One final point to note is that, despite both this described form of precise warfare, and conventional warfare; falling into the same category of unilateral extra-legal state-level action, they are typically handled as separate entities. This can be explained in a number of ways, with possible explanations including; the timeline of the development of these capacities, to the siloing of capabilities to minimise the hard power of particular officers and/or bureaucrats (particularly when those capabilities include controlling the outcomes of elections and toppling governments). With this in mind, however, it is a restriction which has the effect of creating two distinct organisational perspectives (and thus institutional pressures on policy outcomes) which will view the issue through very different lenses. For example, being that the purpose of both the current war in Afghanistan, and the Iraq war were ostensibly a change in government, then a unified command structure may have come to the conclusion that a more limited application of force would have been more efficient, and possibly even more effective. In addition, it may have averted whatever internal political pressures were taking place which would have pushed for the deployment of military assets and personnel.

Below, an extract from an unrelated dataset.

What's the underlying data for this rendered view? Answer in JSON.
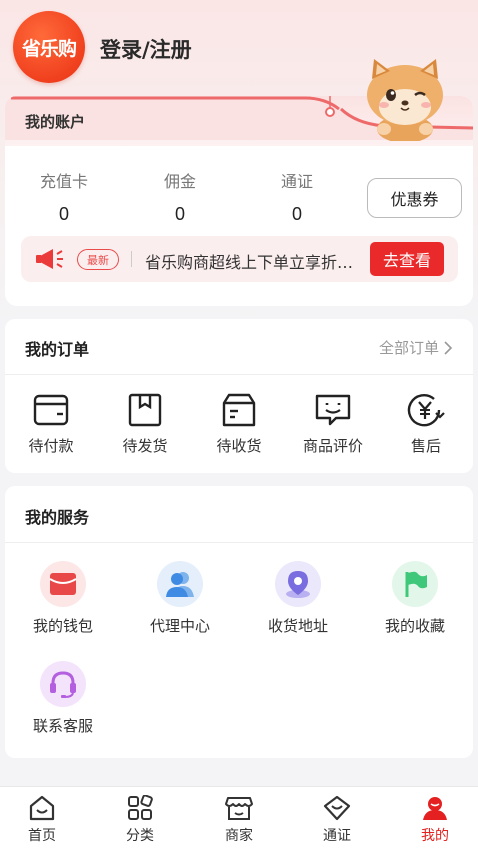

To conclude then, pending further discussion on this topic; warfare ought to be considered as unilateral action (or lack of action) taken by a government in aid of strategic aims. Therefore, matters of election or government interference via espionage, conventional warfare, or selective legal prosecution (in some cases) ought to all be considered within the purview of warfare. Integration of all of these capabilities will therefore likely yield a great deal in effectiveness and efficiency of achieving strategic aims. Institutional barriers may exist, due to the reluctance to centralise such power, but doing so will clearly grant a strategic advantage. As well as the obvious counter-intelligence efforts, undisputed, centralised, and non-elective governance provides a significant defensive capability, and thus a strategic advantage within this paradigm. Going forward, therefore, all other things being equal, republics and democracies will face a competitive disadvantage, and risk becoming a battle-ground between groups wishing to capture the government – to the strategic disadvantage of the republic.